— WHAT NEEDS TO BE DONE —
All that is needed is each line of the entries holding the word "System", copied as it stands.

___ DATA FOR PROCESSING

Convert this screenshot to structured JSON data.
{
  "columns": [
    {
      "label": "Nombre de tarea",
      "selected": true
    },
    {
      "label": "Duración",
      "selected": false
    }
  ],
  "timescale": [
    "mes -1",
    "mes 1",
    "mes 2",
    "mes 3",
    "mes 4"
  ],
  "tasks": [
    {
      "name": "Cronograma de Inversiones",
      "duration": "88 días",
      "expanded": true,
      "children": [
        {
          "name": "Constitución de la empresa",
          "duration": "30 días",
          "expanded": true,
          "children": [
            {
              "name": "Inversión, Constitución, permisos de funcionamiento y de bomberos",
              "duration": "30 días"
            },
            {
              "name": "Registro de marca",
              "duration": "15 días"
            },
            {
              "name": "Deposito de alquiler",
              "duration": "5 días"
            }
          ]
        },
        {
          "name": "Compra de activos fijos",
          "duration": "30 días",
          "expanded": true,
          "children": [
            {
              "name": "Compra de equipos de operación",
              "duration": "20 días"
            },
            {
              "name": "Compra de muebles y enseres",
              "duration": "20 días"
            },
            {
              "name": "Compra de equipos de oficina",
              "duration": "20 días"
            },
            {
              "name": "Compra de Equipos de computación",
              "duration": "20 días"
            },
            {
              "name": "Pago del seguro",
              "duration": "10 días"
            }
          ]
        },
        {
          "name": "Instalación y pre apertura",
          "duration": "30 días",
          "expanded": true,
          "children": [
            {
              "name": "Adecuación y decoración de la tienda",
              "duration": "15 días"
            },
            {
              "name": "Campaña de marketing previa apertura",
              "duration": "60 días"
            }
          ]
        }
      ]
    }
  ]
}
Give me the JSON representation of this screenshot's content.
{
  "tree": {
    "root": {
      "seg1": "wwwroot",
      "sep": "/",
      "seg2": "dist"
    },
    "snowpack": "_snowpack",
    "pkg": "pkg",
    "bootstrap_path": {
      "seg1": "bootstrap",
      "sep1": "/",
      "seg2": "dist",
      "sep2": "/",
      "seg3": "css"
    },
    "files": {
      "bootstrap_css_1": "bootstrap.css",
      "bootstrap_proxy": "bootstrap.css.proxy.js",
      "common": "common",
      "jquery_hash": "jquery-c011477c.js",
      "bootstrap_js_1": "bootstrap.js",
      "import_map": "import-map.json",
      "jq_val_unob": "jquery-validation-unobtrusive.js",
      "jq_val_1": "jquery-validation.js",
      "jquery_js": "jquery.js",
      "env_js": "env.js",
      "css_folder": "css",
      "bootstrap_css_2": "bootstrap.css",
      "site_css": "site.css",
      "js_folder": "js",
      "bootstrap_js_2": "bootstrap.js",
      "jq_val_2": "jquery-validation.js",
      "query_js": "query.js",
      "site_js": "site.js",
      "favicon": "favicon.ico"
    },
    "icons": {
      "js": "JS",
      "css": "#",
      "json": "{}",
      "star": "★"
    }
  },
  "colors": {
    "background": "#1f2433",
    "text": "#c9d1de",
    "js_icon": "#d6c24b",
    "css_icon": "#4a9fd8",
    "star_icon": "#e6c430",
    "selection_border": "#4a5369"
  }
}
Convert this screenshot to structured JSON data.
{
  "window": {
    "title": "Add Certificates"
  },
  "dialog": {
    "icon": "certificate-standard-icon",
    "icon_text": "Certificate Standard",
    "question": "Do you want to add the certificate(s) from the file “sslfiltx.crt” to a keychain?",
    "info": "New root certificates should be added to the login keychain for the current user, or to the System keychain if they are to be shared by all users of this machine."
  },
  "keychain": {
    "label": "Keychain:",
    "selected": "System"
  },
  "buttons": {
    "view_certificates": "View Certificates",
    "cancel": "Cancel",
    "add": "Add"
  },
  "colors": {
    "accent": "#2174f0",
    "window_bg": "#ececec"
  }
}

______

— ANSWER SECTION —
    "info": "New root certificates should be added to the login keychain for the current user, or to the System keychain if they are to be shared by all users of this machine."
    "selected": "System"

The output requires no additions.